Life has taught me that it's never too late to say these three things:
I love you.
I'm sorry.
Thank you

It can be scary though.I takes tremendous courage, accountability, and self-awareness to say all of these things. But it makes you feel good, and it makes the other person feel good.

Go say one of these things to someone. You won't regret it.

Stay engaged,
N

7.06.2014

Interview with DJ Gardy Girault

It's 2pm on a Friday afternoon, at a quiet campground. My classmates and teachers are lounging by the Rogue River in Southern Oregon after a long morning of harvesting medicinal plants. The sun is bright, the river is flowing, the birds are chirping, and the trees, flowers, and grass are moving to the tune of an invisible force; the beat of the wind. I ask myself, "How is it that nature is grooving right no, but we are not? ". We are tired, but we are craving something to revitalize us. I decide that it's time to play some music, so I ask my friend for his car keys because, after all we are in the mountains and have no electricity to plug in speakers or other modern devices. I press play.

I start streaming Wake me Up Rara Tech Remix by Gardy Girault on my iPhone.  As I walk away from the car, I immediately start dancing, hands in the air, walking towards the foot of the river. At first I am the only one dancing to the sounds, and that is ok with me. But, within approximately 1 minute, several others start moving their bodies too, subtly, in a uniform groove.
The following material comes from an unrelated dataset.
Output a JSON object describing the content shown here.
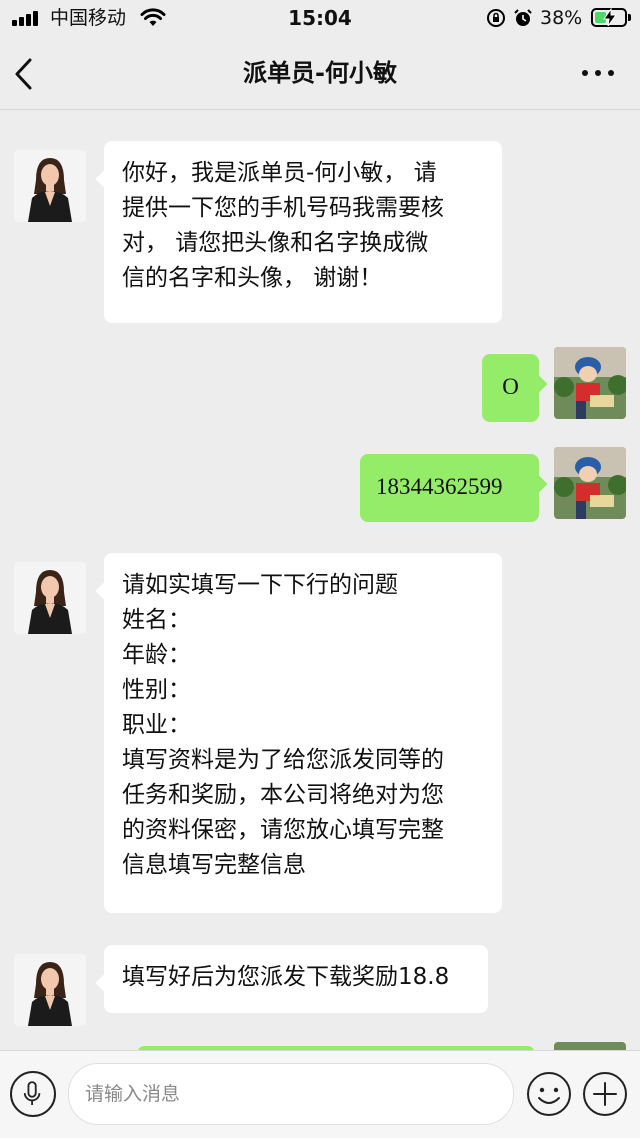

Yes, including my professors. "What is this?!", their facial expressions ask. By the 2nd minute of the song, people get out of the river. They set their books aside, they come out of their tents, and form a sea of moving, grooving, jiving bodies, electrified and unified by the Rara tech sounds. They are exhilarated by the sounds of Haiti. By the time the song ends, it is clear that the crowd is quite literally hungry for more. My classmates scream "More, more!". Something in their spirits awoken. It was my pleasure to oblige this request.

Man, music is such a beautiful thing. Who would've guessed that Haitian Rara tech would reach the wilderness of deep southern Oregon, which lies in the western most state of the U.S, thousands of miles from the place of its origin. This is the effect of Gardy's music. It touches people. It transcends boundaries. It awakens us. It makes us move.

6.24.2014

Meet DJ Sabine Blaizin!

Meet a woman who knows how to make people dance. DJ Sabine Blaizin is a talented Brooklyn-based DJ, who blends the sounds of the diaspora, lifts our collective spirit, and inspires us to move. Sabine has played a big role in Haiti Cultural Exchange's Selebrasyon!, and will be one of the featured DJ's at the festival's closing party this Saturday, along with DJ Gardy Girault. I'm grateful to have had to opportunity to interview DJ Sabine and chat about the inspiration behind her sound, the healing power of music, and her social justice and service endeavors through Lakay se Lakay.

Check out the interview below!

How did you get into DJing?

Around 1999, I was an avid club goer (house & underground hip-hop music venues) and started collecting vinyl of some of the rare songs I would hear from my favorite Djs/Producers. My favorite spot was a record store called Dance Tracks in the Lower East Side, NY. It was a haven for dance music aficionados. I would spend hrs after school/work and on weekends listening to tracks and connecting with various DJ's/Producers who would come through. A close Dj friend said I had a good ear while playing vinyl at his house & slowly but surely I started playing out at basement parties and had a good reaction from fellow dancers/house-heads. Later, we started a party called Brooklyn Mecca in 2006...Brooklyn Mecca: Home of Grassroots Dance Culture.
Carlos Bell Photography
I haven't seen you spin in person, but from listening to your dope music and watching some video performances, I can clearly see the joy radiating from your being, when you perform. It looks as if you are connecting with a deep part of yourself, but also connecting with the collective vibe of the people. Talk to me about the joy of making people dance.

I started out as a dancer before DJing...various styles like house, hip-hop, capoeira, african, Haitian, etc...that sensibility to dance translated into my sets...playing music that would move ones spirit as well as my own.